Durban - Developers of the Tongaat Mall outside Durban, which partially caved in last year, failed to obtain permission to demolish the existing building before construction began, a commission of inquiry heard on Friday.
This was in addition to the failure to have the earthworks and building plans approved by the eThekwini metro municipality.
Cyril Dube, a building inspector with the municipality, told the commission he had noticed the demolition work as he travelled past the property every day on his way to work and decided to investigate.
When he found that no permission had been obtained for the demolition, and following an inspection in December 2012, he sent Strathmore Property Investments a letter advising them that they had not obtained permission.
The municipality was not aware the property had been sold to Rectangle Property Investments, the developers of the mall.
“No letter was addressed to Rectangle Property because I did not know of them,” said Dube.
He did another inspection of the site and was told by architect Reggie Pillay that plans were being submitted. When he discovered that plans had not been issued he went to the site in Tongaat in April 2013 to serve a “stop works notice”.
He said that as he was handing the notice to Pillay, Durban businessman Jay Singh arrived in a white Porsche.
Singh's son Ravi Jagadasan is the sole member of Rectangle Property Investments CC.
However, despite all the notices advising that development could not take place, building and earthworks continued apace.
“I went to my principal and asked him if I must continue dishing out notices because these people weren't stopping.”
He said he was told to stop issuing notices but to keep an eye on what was happening at the construction site.
By this time, in July 2013, summonses had been issued and the municipality was seeking an interdict to prevent construction from going ahead.

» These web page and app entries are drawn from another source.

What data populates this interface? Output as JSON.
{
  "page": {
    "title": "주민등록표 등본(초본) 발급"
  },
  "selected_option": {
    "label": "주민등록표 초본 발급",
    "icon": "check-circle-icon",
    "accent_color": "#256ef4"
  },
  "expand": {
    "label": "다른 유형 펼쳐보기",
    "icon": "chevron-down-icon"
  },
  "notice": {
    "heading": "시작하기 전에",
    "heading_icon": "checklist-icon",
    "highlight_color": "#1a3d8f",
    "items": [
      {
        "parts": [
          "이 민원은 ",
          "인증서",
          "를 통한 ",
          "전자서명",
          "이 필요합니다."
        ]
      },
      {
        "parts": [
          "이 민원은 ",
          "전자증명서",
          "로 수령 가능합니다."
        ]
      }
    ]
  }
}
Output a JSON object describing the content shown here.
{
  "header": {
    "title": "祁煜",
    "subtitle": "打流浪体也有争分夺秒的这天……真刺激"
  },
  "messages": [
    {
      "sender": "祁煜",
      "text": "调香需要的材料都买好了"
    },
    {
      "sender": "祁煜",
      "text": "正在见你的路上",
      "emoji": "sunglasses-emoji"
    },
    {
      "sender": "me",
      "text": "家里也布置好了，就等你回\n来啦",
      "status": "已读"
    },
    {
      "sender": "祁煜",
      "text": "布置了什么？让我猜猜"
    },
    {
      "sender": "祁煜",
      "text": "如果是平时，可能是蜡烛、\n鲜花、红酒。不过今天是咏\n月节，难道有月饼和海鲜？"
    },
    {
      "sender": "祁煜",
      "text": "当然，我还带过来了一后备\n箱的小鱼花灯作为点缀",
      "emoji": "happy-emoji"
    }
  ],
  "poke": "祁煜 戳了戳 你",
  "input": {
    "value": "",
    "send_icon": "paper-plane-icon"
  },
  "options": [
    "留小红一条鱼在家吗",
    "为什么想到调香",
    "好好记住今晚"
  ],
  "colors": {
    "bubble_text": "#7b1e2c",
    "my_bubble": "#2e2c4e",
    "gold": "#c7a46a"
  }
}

Five days before the mall collapsed on November 19, the municipality obtained a court order to stop all construction.
On Thursday, the commission heard that earthworks plans were rejected four times by the municipality's development, applications and approvals department. No plans for the building were ever submitted to the municipality.
The commission heard earlier in the week that 12 metal rods in a support beam were missing. An inspection of the site revealed that there were only seven Y32 rods when there should have been 19 in the beam.
A section of the mall, which was under construction, collapsed, killing two people and injuring 29.
The commission is headed by the labour department's occupational health and safety manager Phumudzo Maphaha. The inquiry is set to resume on June 4, when more municipal officials are expected to testify, as well as engineers, and Singh.